Programmed wave forms define Dawá, with the three extended improvisations depending on the manipulations of oscillations, often encompassing microtonal shifts and turns. With Harris’ rasps and ruffs creating a chunky and ever-shifting bottom, the layers above feature brassy yelps, squeaks and flutters plus Ali shifting from stropped cello vibrations or chicken-scratch guitar strums. Since instrumental extensions constantly mix with processed crackles, expositions shake slinky-like as motifs or come in-and-out of aural focus. “Camphor” for instance develops from reductionist motion expressed by stick-on-cymbal rasps and treble brass puffs to attain dynamic power with strident cello-string rubs. Becoming gradually louder at the same time, the exposition splits and squeals with spinning top oscillations as synthesized computer distortions, mercurial tongue flutters and alarm-clock-like pacing from the drummer reach a zenith of resolved connections. The release takes the form of ebullient brass curlicues, knob-twisting guitar riffs and rebounding drum drones. Animation is balanced with languorousness on the concluding “Claret”, as what sounds like paper being crumbled soon evolves into rattles revealed as cello string scratching and percussion hammering. Adding to the cacophony with trumpet smacks against the mike, a climax is reached until the narrative is moderated into a do-see-do of hand-patted drum beats and pizzicato string twangs.
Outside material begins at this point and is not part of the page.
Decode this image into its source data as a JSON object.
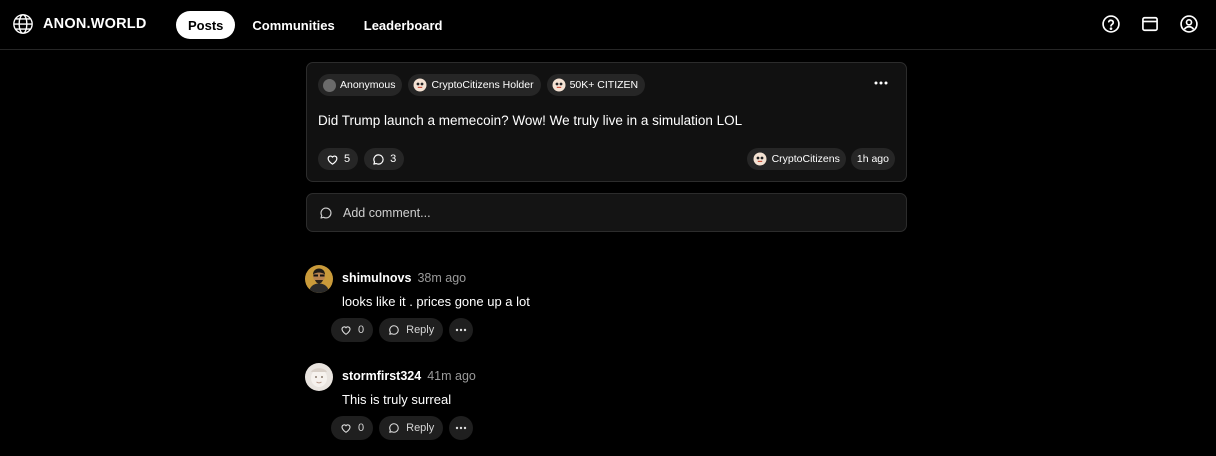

Forced guitar licks and hard blowing from the trumpet signals the ending.
Each CD proves that there are no limitations to any instrumental mix as long as the right ideas and techniques are involved.
Track Listing: Luminous: 1. Moon Bow 2. Spanglin’ 3. Far Between 4. Sundog 5. Bonds of Now 6. Winter Wurr 7. Until Eyes Met 8. Longer Than Sky 9. Crystal Lattice 10. Pirr 11. Smoored
Personnel: Luminous: Brian Groder (trumpet and flugelhorn); Michael Bisio (bass) and Jay Rosen (drums)
Track Listing: Collective: 1. Cyclone 2. Extraction 3. Miles to Go 4. Convolution 5. Strap Hanger 6. Savage Detectives 7. Iron Mike 8. Still Time*
Personnel: Collective: Vance Provey (trumpet and drums*); Bob Gorry (guitar) and Paul Gunsberg (drums and alto saxophone)
Track Listing: Dawá: 1. Capsaicin 2. Camphor 3. Claret
Personnel: Dawá: Timotheé Quost (trumpet and electronics); Ishmael Ali (cello, guitar and electronics) and Bill Harris (drums and electronics)